“What I would say is that he is key period,’’ Coombs said of Proctor. “He has played in a variety of spots on the defense because he has versatility. They all need to have that. You can’t say we’ve got these three or four guys at cornerback and that’s all that they do and these three or four guys play the post safety and these guys play cover safety and that’s all they’re going to do. Proc (sic) has done a great job of being able to fill in and learn different capacities from week to week and other guys are doing that as well.’’
The starting outside cornerbacks have been Wade and Sevyn Banks with Marcus Williamson occupying the slot.
A logical new man in the rotation would be redshirt sophomore Tyreke Johnson. He played in eight games last season.
Coombs said he expects Johnson “to go out there and play and hold up the standard of the unit.’’
Four-star freshman recruit Kourt Williams might have been an impact player right off, but he is out for the season with a knee injury.
Lejond Cavazos, another four-star, was listed as unavailable the first two games.
Other freshmen are safeties Lathan Ransom and Kameron Martinez and cornerback Ryan Watts.
Spring practice being cancelled by COVID-19 and the preseason being shortened have hindered their development. Ransom didn’t enroll until just before fall semester.
“I’m seeing growth (from them),’’ Coombs said. “That’s a process and the disappointing thing is not having spring ball or training camp with those guys, so their learning curve gets accelerated another notch besides just being freshmen at Ohio State. I love those kids. They are working hard. They are preparing themselves to play. As I’ve said to all of them, they are going to be needed this season.’’
FOR COACH JOHNSON
The Buckeyes defensive ends were stout against Penn State with Jonathon Cooper and Zach Harrison each getting a half sack and J. Jean Baptiste getting one.
The line overall was so good that few blitzes were called.
Cooper, a senior from Gahanna, Ohio, said the players wanted to put on a show for associate head coach and line coach Larry Johnson.
Johnson coached 18 seasons at Penn State, but left after he was not granted an interview to become head coach when Bill O’Brien left to become coach of the Houston Texans in the NFL.
“We definitely know coach Johnson’s history with Penn State and just earlier this week we talked about how he was coming back to enemy territory,’’ Cooper said. “This isn’t his home. We’re his home now. We wanted to make sure we put on a good performance for him.’’
Cooper was in on five tackles in continuing to show that he has recovered from an injury that ruined his 2019 season.
“I feel like I’ve always had in me,’’ he said. “You guys haven’t seen me play football in a year. Just the environment, it being Penn State, and the way our coaches had us prepared took our game to a level it is supposed to be.’’

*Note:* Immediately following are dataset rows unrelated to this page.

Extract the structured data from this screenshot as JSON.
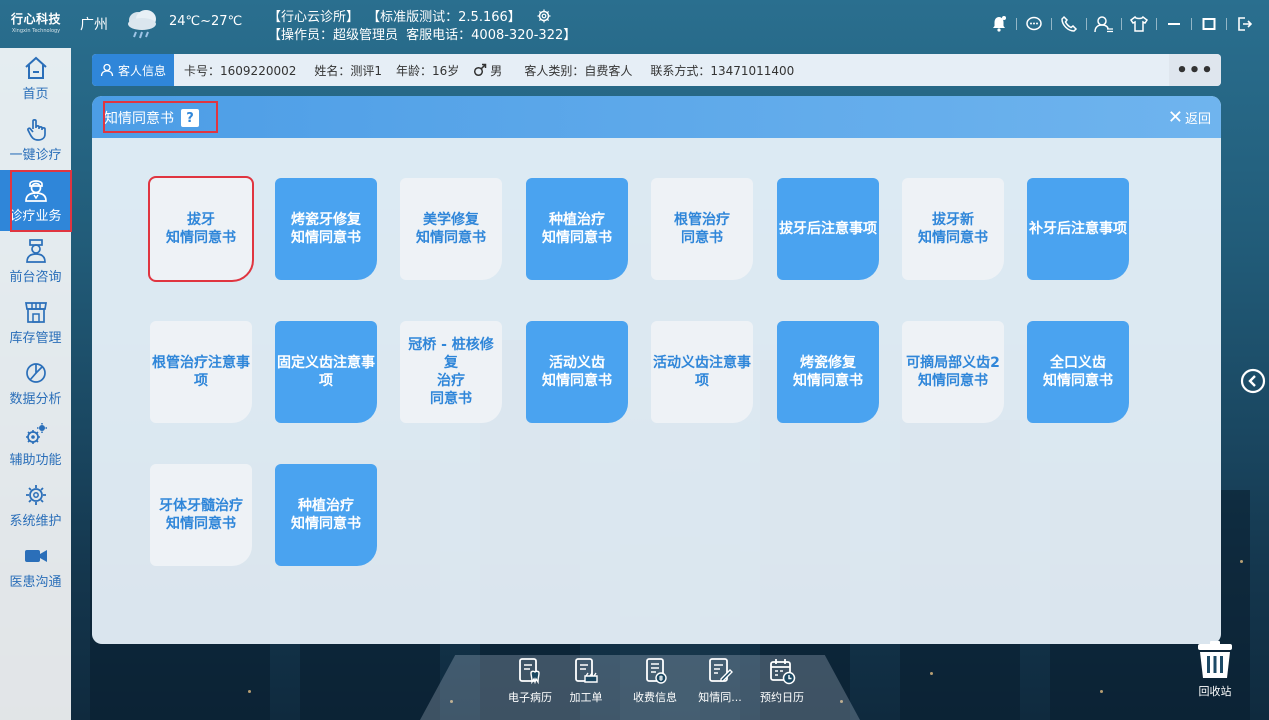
{
  "topbar": {
    "logo_main": "行心科技",
    "logo_sub": "Xingxin Technology",
    "city": "广州",
    "temperature": "24℃~27℃",
    "clinic_name": "【行心云诊所】",
    "version": "【标准版测试：2.5.166】",
    "operator": "【操作员：超级管理员",
    "service_phone": "客服电话：4008-320-322】"
  },
  "sidebar": {
    "items": [
      {
        "label": "首页",
        "icon": "home-icon"
      },
      {
        "label": "一键诊疗",
        "icon": "hand-pointer-icon"
      },
      {
        "label": "诊疗业务",
        "icon": "doctor-icon"
      },
      {
        "label": "前台咨询",
        "icon": "nurse-icon"
      },
      {
        "label": "库存管理",
        "icon": "store-icon"
      },
      {
        "label": "数据分析",
        "icon": "pie-chart-icon"
      },
      {
        "label": "辅助功能",
        "icon": "gears-icon"
      },
      {
        "label": "系统维护",
        "icon": "settings-icon"
      },
      {
        "label": "医患沟通",
        "icon": "video-camera-icon"
      }
    ]
  },
  "customer": {
    "tab_label": "客人信息",
    "card_no": "卡号：1609220002",
    "name": "姓名：测评1",
    "age": "年龄：16岁",
    "gender": "男",
    "category": "客人类别：自费客人",
    "contact": "联系方式：13471011400",
    "more_label": "•••"
  },
  "panel": {
    "title": "知情同意书",
    "help_label": "?",
    "back_label": "返回",
    "cards": [
      {
        "text": "拔牙\n知情同意书",
        "style": "light",
        "selected": true
      },
      {
        "text": "烤瓷牙修复\n知情同意书",
        "style": "blue"
      },
      {
        "text": "美学修复\n知情同意书",
        "style": "light"
      },
      {
        "text": "种植治疗\n知情同意书",
        "style": "blue"
      },
      {
        "text": "根管治疗\n同意书",
        "style": "light"
      },
      {
        "text": "拔牙后注意事项",
        "style": "blue"
      },
      {
        "text": "拔牙新\n知情同意书",
        "style": "light"
      },
      {
        "text": "补牙后注意事项",
        "style": "blue"
      },
      {
        "text": "根管治疗注意事\n项",
        "style": "light"
      },
      {
        "text": "固定义齿注意事\n项",
        "style": "blue"
      },
      {
        "text": "冠桥 - 桩核修复\n治疗\n同意书",
        "style": "light"
      },
      {
        "text": "活动义齿\n知情同意书",
        "style": "blue"
      },
      {
        "text": "活动义齿注意事\n项",
        "style": "light"
      },
      {
        "text": "烤瓷修复\n知情同意书",
        "style": "blue"
      },
      {
        "text": "可摘局部义齿2\n知情同意书",
        "style": "light"
      },
      {
        "text": "全口义齿\n知情同意书",
        "style": "blue"
      },
      {
        "text": "牙体牙髓治疗\n知情同意书",
        "style": "light"
      },
      {
        "text": "种植治疗\n知情同意书",
        "style": "blue"
      }
    ]
  },
  "dock": {
    "items": [
      {
        "label": "电子病历"
      },
      {
        "label": "加工单"
      },
      {
        "label": "收费信息"
      },
      {
        "label": "知情同..."
      },
      {
        "label": "预约日历"
      }
    ]
  },
  "recycle": {
    "label": "回收站"
  },
  "colors": {
    "accent": "#2f86d9",
    "highlight": "#e03540",
    "card_blue": "#4aa3f0",
    "card_light": "#eef2f6"
  }
}
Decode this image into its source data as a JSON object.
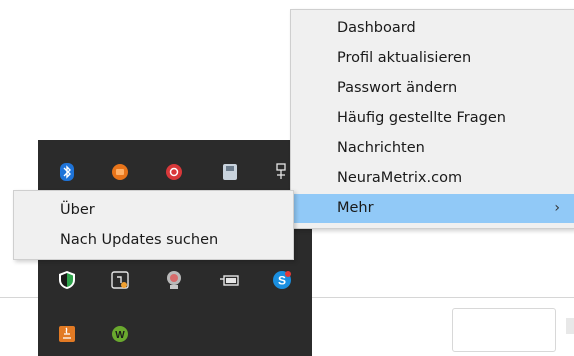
{
  "main_menu": {
    "items": [
      {
        "label": "Dashboard"
      },
      {
        "label": "Profil aktualisieren"
      },
      {
        "label": "Passwort ändern"
      },
      {
        "label": "Häufig gestellte Fragen"
      },
      {
        "label": "Nachrichten"
      },
      {
        "label": "NeuraMetrix.com"
      },
      {
        "label": "Mehr",
        "has_submenu": true,
        "highlighted": true
      }
    ],
    "submenu_chevron": "›"
  },
  "sub_menu": {
    "items": [
      {
        "label": "Über"
      },
      {
        "label": "Nach Updates suchen"
      }
    ]
  },
  "tray_icons": [
    {
      "name": "bluetooth-icon",
      "glyph": "ᛒ",
      "color": "#1e73d8"
    },
    {
      "name": "orange-app-icon",
      "glyph": "●",
      "color": "#e8741a"
    },
    {
      "name": "red-virus-app-icon",
      "glyph": "✱",
      "color": "#d8383a"
    },
    {
      "name": "disk-app-icon",
      "glyph": "▪",
      "color": "#c9d3dd"
    },
    {
      "name": "network-app-icon",
      "glyph": "□",
      "color": "#e6e6e6"
    },
    {
      "name": "shield-security-icon",
      "glyph": "◆",
      "color": "#2fa44c"
    },
    {
      "name": "sync-status-icon",
      "glyph": "⟳",
      "color": "#e6e6e6"
    },
    {
      "name": "red-circle-app-icon",
      "glyph": "◉",
      "color": "#d76b6b"
    },
    {
      "name": "battery-power-icon",
      "glyph": "▭",
      "color": "#e6e6e6"
    },
    {
      "name": "skype-icon",
      "glyph": "S",
      "color": "#1a8fe0"
    },
    {
      "name": "java-icon",
      "glyph": "♨",
      "color": "#e27a24"
    },
    {
      "name": "green-w-app-icon",
      "glyph": "W",
      "color": "#6aa92e"
    }
  ]
}
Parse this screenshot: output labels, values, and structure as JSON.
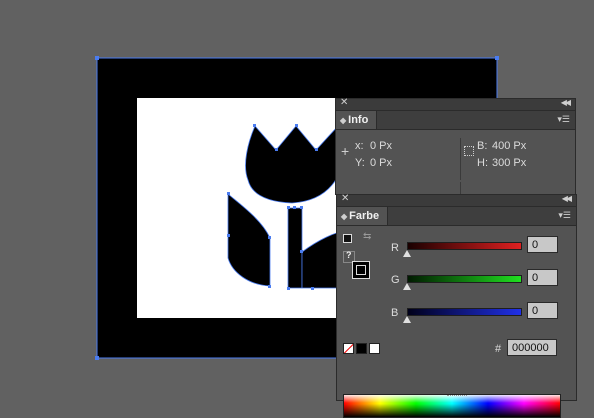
{
  "info_panel": {
    "title": "Info",
    "x_label": "x:",
    "x_value": "0 Px",
    "y_label": "Y:",
    "y_value": "0 Px",
    "b_label": "B:",
    "b_value": "400 Px",
    "h_label": "H:",
    "h_value": "300 Px"
  },
  "farbe_panel": {
    "title": "Farbe",
    "r_label": "R",
    "r_value": "0",
    "g_label": "G",
    "g_value": "0",
    "b_label": "B",
    "b_value": "0",
    "hex_label": "#",
    "hex_value": "000000",
    "question_mark": "?"
  },
  "colors": {
    "app_background": "#616161",
    "selection": "#4a7cf0",
    "fill": "#000000",
    "red_slider": "#d01818",
    "green_slider": "#18c018",
    "blue_slider": "#2030e0"
  },
  "icons": {
    "close": "close-icon",
    "collapse": "collapse-icon",
    "panel_menu": "panel-menu-icon",
    "crosshair": "crosshair-icon",
    "bounding_box": "bounding-box-icon",
    "fill_stroke": "fill-stroke-icon",
    "swap": "swap-icon"
  }
}
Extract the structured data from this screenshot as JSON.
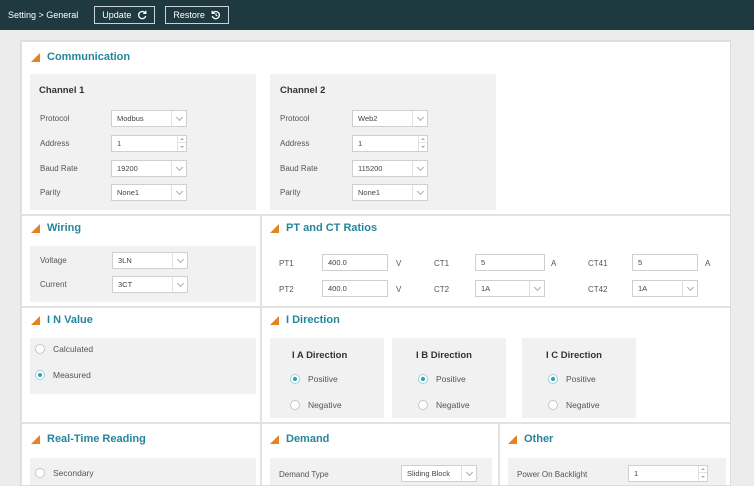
{
  "header": {
    "breadcrumb": "Setting > General",
    "update_label": "Update",
    "restore_label": "Restore"
  },
  "communication": {
    "title": "Communication",
    "channel1": {
      "title": "Channel 1",
      "protocol_label": "Protocol",
      "protocol_value": "Modbus",
      "address_label": "Address",
      "address_value": "1",
      "baud_label": "Baud Rate",
      "baud_value": "19200",
      "parity_label": "Parity",
      "parity_value": "None1"
    },
    "channel2": {
      "title": "Channel 2",
      "protocol_label": "Protocol",
      "protocol_value": "Web2",
      "address_label": "Address",
      "address_value": "1",
      "baud_label": "Baud Rate",
      "baud_value": "115200",
      "parity_label": "Parity",
      "parity_value": "None1"
    }
  },
  "wiring": {
    "title": "Wiring",
    "voltage_label": "Voltage",
    "voltage_value": "3LN",
    "current_label": "Current",
    "current_value": "3CT"
  },
  "pt_ct": {
    "title": "PT and CT Ratios",
    "pt1_label": "PT1",
    "pt1_value": "400.0",
    "pt1_unit": "V",
    "pt2_label": "PT2",
    "pt2_value": "400.0",
    "pt2_unit": "V",
    "ct1_label": "CT1",
    "ct1_value": "5",
    "ct1_unit": "A",
    "ct2_label": "CT2",
    "ct2_value": "1A",
    "ct41_label": "CT41",
    "ct41_value": "5",
    "ct41_unit": "A",
    "ct42_label": "CT42",
    "ct42_value": "1A"
  },
  "in_value": {
    "title": "I N Value",
    "option1": "Calculated",
    "option2": "Measured",
    "selected": "Measured"
  },
  "i_direction": {
    "title": "I Direction",
    "a": {
      "title": "I A Direction",
      "positive": "Positive",
      "negative": "Negative",
      "selected": "Positive"
    },
    "b": {
      "title": "I B Direction",
      "positive": "Positive",
      "negative": "Negative",
      "selected": "Positive"
    },
    "c": {
      "title": "I C Direction",
      "positive": "Positive",
      "negative": "Negative",
      "selected": "Positive"
    }
  },
  "realtime": {
    "title": "Real-Time Reading",
    "option1": "Secondary"
  },
  "demand": {
    "title": "Demand",
    "type_label": "Demand Type",
    "type_value": "Sliding Block"
  },
  "other": {
    "title": "Other",
    "backlight_label": "Power On Backlight",
    "backlight_value": "1"
  },
  "colors": {
    "header_bg": "#1e3a40",
    "accent": "#25869b",
    "marker": "#e8821e",
    "radio_selected": "#2aa3bd"
  },
  "icons": {
    "update": "refresh-icon",
    "restore": "restore-icon"
  }
}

HILLIARD TACKLED BY PROTOCOLS
Graduate Justin Hilliard, an outside linebacker, had a false positive test for the virus and eventually was listed as a confirmed negative before the Penn State game, but Big Ten protocols didn’t permit him to play.
Day said it was “as heart-wrenching as you could imagine. We’re not sure why that happened to him.’’
“I know that’s something that has been discussed and will continually be discussed to try to figure out ways to make it better,’’ he said of the protocols. “But that’s the policy that was in place, so I know the Big Ten is continuing to talk about it and trying to figure out what’s the best thing (moving) forward.’’
FARRELL GOOD TO GO
Tight end Luke Farrell was helped off the field Saturday night, but practiced Monday and should be ready for Rutgers.
“He just had a gash,’’ offensive coordinator Kevin Wilson said. “He played the last two series. He’s fine.’’
Day said an injury to any of the tight ends would be overcome.
“We have good depth in that room,’’ he said.